What You’ll Learn
Borrowers are often pre-approved for more than they can afford
Your monthly payments include insurance, taxes, fees, and more
Budgeting and practicing payments will set you up for success
Getting pre-approved for a mortgage is a great step in understanding how much home you can afford. However, pre-approval is based on what your finances allow, and it doesn’t necessarily take into account how much your lifestyle will allow. If you love travel, fine dining, spoiling your children (or cats), then you’ll need to factor that into your affordability. One of the best ways to understand how much you can truly afford is to compare your potential monthly mortgage payment to your monthly budget.
Break down your monthly mortgage payment
Your monthly mortgage payment is more than what you owe your lender. It consists of your principal, interest, taxes, and insurance. This is commonly referred to as your PITI.
Principal: This is money going toward the actual balance of your loan.
Interest: This is money going toward paying interest on your loan.
Taxes: Property or real estate taxes are determined locally, and vary from area to area. Tax rates can be quite high in certain areas, so it’s a good idea to research rates in advance as they can add significantly to your monthly payment.
Insurance: This includes homeowners insurance and title insurance (two types of insurances needed to close on your home), and could also include mortgage and flood insurance, depending on your location and financing.
Some properties, especially condos, may also require homeowners association fees (HOA fees). These fees can be several hundred dollars per month, so you’ll want to keep that in mind when searching for homes and assessing your budget.
When you ask for a Loan Estimate from your lender, you’ll be able to see your projected monthly payment, but that may not include every line item in your PITI. Be sure to ask your lender for your PITI to have a good grasp of what you’ll be required to pay every month.
Examining your monthly budget
Creating a monthly budget isn't just good financial practice; it’s a great way to figure out how much more you can take on financially. If you’ve never created a detailed budget, we have some tips.
- First, determine your net monthly income. This is the amount of money that goes into your bank account each month—including your monthly salary, benefits, alimony, or child support.
- Next, identify your fixed expenses. These are the expenses that occur every month, such as your monthly rent, utilities, debt payments, child care, gym membership, and other monthly subscriptions.
- Then factor in irregular expenses.
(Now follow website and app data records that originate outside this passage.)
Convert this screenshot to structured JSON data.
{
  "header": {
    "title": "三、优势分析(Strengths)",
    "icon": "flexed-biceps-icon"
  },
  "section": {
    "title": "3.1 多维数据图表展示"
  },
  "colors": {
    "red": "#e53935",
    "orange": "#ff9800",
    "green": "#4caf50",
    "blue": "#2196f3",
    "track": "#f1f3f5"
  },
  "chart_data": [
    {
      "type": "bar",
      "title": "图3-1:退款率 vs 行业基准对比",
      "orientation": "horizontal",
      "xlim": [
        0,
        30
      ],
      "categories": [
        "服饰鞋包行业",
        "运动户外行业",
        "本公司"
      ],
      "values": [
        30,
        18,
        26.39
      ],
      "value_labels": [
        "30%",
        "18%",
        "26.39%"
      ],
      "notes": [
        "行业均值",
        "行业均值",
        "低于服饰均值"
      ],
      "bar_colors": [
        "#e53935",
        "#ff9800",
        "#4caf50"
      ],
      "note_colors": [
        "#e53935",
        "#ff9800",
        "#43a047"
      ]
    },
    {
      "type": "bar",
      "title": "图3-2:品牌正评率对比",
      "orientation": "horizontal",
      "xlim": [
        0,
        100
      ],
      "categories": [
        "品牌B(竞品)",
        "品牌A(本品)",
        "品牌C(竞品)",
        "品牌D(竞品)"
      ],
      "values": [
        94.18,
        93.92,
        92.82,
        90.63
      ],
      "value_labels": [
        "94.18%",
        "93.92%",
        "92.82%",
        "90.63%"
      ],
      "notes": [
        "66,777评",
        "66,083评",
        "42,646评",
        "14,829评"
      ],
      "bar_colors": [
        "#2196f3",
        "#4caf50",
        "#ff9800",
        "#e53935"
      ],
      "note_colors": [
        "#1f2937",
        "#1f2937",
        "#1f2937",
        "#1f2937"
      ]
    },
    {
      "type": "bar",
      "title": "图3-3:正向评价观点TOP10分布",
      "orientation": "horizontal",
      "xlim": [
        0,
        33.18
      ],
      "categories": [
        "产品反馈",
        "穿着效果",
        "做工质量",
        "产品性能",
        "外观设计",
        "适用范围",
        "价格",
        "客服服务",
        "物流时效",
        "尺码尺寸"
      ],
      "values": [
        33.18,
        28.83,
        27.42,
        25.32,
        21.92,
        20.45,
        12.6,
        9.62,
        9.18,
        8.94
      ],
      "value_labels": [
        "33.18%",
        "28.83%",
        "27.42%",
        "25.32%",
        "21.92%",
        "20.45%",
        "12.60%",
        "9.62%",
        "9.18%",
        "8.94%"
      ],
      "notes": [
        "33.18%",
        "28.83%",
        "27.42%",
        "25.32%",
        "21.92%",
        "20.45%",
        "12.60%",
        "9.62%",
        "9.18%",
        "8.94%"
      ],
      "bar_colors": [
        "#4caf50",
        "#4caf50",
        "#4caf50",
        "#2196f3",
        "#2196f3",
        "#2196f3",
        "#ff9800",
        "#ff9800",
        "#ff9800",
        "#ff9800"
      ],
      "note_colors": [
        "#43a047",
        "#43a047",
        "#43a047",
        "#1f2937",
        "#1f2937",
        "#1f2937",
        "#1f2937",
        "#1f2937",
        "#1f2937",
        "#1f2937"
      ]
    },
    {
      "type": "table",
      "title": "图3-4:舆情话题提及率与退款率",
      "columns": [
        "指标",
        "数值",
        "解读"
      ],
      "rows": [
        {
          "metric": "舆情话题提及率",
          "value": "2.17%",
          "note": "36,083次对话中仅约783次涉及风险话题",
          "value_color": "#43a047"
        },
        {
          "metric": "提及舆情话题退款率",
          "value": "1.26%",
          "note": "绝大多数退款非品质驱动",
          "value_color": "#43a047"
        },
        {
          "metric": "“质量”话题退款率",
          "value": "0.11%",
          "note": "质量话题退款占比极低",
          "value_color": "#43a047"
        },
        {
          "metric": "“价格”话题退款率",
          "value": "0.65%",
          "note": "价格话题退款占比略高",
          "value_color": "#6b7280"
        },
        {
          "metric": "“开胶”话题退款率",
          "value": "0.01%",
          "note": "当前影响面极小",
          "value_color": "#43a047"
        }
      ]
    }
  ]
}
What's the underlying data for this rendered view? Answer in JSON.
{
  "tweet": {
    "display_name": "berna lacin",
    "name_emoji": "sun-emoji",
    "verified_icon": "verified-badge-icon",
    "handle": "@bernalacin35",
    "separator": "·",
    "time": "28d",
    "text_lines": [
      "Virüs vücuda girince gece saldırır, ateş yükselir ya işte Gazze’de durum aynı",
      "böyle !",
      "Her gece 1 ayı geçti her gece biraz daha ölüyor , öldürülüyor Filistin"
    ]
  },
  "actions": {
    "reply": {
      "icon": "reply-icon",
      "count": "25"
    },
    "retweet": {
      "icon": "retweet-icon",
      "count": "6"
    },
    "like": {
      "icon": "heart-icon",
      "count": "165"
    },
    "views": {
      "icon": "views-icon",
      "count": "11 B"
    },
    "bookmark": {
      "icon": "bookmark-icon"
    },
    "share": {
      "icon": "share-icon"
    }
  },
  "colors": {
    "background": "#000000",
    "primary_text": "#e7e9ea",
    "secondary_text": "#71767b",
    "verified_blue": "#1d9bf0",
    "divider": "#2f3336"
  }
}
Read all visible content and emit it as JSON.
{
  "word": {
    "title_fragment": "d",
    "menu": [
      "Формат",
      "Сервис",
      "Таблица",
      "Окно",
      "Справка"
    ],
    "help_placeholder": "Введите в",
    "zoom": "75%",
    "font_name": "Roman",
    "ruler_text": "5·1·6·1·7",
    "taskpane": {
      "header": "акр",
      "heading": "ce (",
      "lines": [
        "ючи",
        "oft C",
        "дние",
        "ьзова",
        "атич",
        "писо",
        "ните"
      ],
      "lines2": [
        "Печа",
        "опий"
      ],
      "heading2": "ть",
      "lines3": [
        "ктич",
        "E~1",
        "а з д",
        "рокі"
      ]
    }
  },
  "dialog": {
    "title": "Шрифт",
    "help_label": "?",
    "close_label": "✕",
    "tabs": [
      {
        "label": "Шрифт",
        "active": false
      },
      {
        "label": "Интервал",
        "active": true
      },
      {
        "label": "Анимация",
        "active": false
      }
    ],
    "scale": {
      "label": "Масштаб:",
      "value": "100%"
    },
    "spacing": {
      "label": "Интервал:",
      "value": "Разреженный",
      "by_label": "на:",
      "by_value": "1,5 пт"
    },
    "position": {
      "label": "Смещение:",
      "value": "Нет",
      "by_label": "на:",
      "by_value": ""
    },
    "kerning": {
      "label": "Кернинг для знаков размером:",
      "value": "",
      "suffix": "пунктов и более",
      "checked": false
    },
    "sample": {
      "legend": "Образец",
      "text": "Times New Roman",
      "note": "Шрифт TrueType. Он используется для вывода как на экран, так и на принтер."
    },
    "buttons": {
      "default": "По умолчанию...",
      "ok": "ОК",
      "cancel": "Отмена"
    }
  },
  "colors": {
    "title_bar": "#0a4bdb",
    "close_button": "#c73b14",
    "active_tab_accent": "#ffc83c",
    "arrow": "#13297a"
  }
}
These are expenses that don’t occur monthly, like haircuts, holiday shopping, gifts, travel, semi-annual insurance payments, and annual subscriptions or dues. To account for these in your monthly budget, estimate the yearly total and divide by twelve.
- Finally, account for your savings and discretionary spending. How much extra cash do you sock away each month? How much do you spend on groceries, travel, house plants, art supplies, and clothes? Make sure to include your passions into your budget because these are the items that need to be balanced when you’re taking on new financial responsibilities.
Assessing what you can afford
Now that you have a handle on your personal finances, you can see how far you can comfortably stretch them. Try to imagine the new expenses of owning a home within the limits of your current budget and savings. Ask yourself some tough questions, like: Will you have enough cash savings to tackle emergency repairs after your down payment? Can you cover condo or HOA fees? If you’re moving into a bigger space, consider what your new electricity and heating bill will be. If your water bill was covered by your landlord before, you’ll have to include that in your budget now. If your budget is beginning to look tight, are there things you can cut? Are you willing to give up six types of premium streaming content and season tickets to the opera?
If your discretionary spending keeps you happy, don’t sweat it. You may just need to reevaluate the types of properties you’d like to buy.
Practice your payment
Running the numbers is one thing; having a mortgage bill come in every month is another. One experiment you can try is “practicing” your mortgage payment to get a true sense of how buying a home will affect your monthly budget. If your estimated mortgage payment is more than your current rent, start putting aside the extra amount every month to simulate making mortgage payments. Does your budget still feel comfortable? If not, you may want to rethink what type of home you’re looking for and where it’s located.
Most importantly, know that you don’t have to crunch the numbers on your own. We have tools that can help. See how much home you can afford with our affordability calculator.
Ready to buy a home? Our free guide will take you all the way from house hunting to popping the champagne. Get the guide.